Federal Election Commision Chairman Bradley Smith, who John McCain has called a “stooge”, has finally decided to wash his hands of the matter and resign. From his resignation letter:
I remain concerned about the effects our campaign finance laws are having on grassroots political participation. Political activity is more heavily regulated than at any time in our nation’s history. For example, in accordance with the law, during my tenure the FEC has assessed penalties against parents for contributing too much to the campaigns of children; against children for contributing to the campaigns of parents; and against husbands for contributing to campaigns of their wives. We have required citizens to respond to complaints for the display of homemade signs supporting a candidate. These are just a few examples: the Commission’s regulations take up nearly 400 pages of fine print. I urge you to consider the effects of regulation on grassroots, citizen political activity when proposals arise for still more regulation.
This is the concrete outcome of McCain-Feingold, an outcome which John McCain regards as merely a good start. If he gets his way, groups like the Sierra Club and MoveOn.org would be subject to the same regulations

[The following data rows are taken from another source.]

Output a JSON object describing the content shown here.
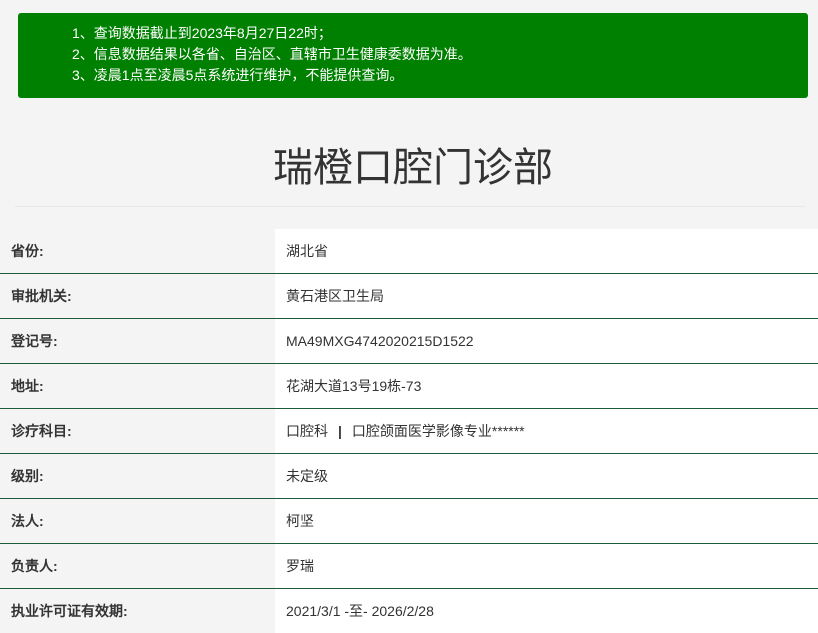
{
  "notice": {
    "lines": [
      "1、查询数据截止到2023年8月27日22时；",
      "2、信息数据结果以各省、自治区、直辖市卫生健康委数据为准。",
      "3、凌晨1点至凌晨5点系统进行维护，不能提供查询。"
    ],
    "background_color": "#008000"
  },
  "title": "瑞橙口腔门诊部",
  "info": {
    "rows": [
      {
        "label": "省份:",
        "value": "湖北省"
      },
      {
        "label": "审批机关:",
        "value": "黄石港区卫生局"
      },
      {
        "label": "登记号:",
        "value": "MA49MXG4742020215D1522"
      },
      {
        "label": "地址:",
        "value": "花湖大道13号19栋-73"
      },
      {
        "label": "诊疗科目:",
        "value_parts": [
          "口腔科",
          "|",
          "口腔颌面医学影像专业******"
        ]
      },
      {
        "label": "级别:",
        "value": "未定级"
      },
      {
        "label": "法人:",
        "value": "柯坚"
      },
      {
        "label": "负责人:",
        "value": "罗瑞"
      },
      {
        "label": "执业许可证有效期:",
        "value": "2021/3/1 -至- 2026/2/28"
      }
    ]
  }
}
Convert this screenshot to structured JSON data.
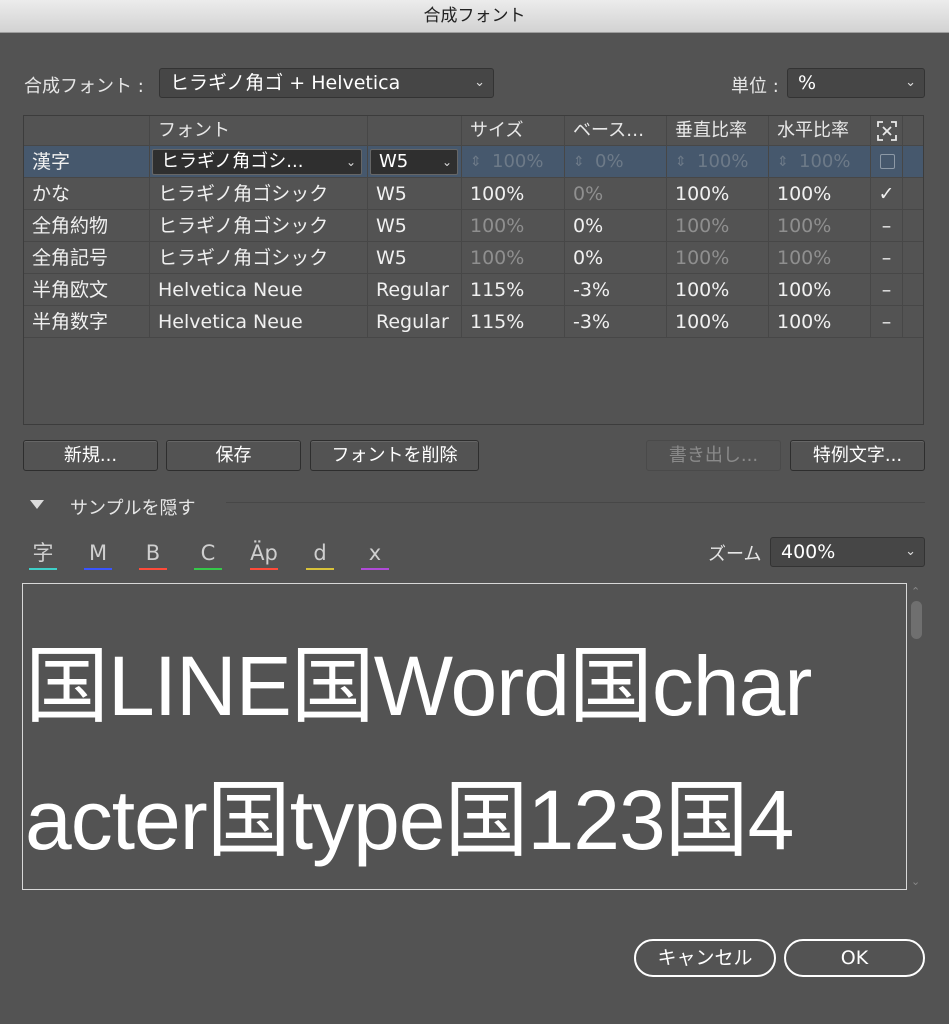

I wonder if the supporters of campaign finance reform are still willing to step forward and say “yes, this is what we wanted”? dputiger, we’ve clashed on this before – in light of the articles I linked to, do you still believe McCain is trying only to limit the influence of corporations and special interests on political campaigns, and not crack down on political speech at large?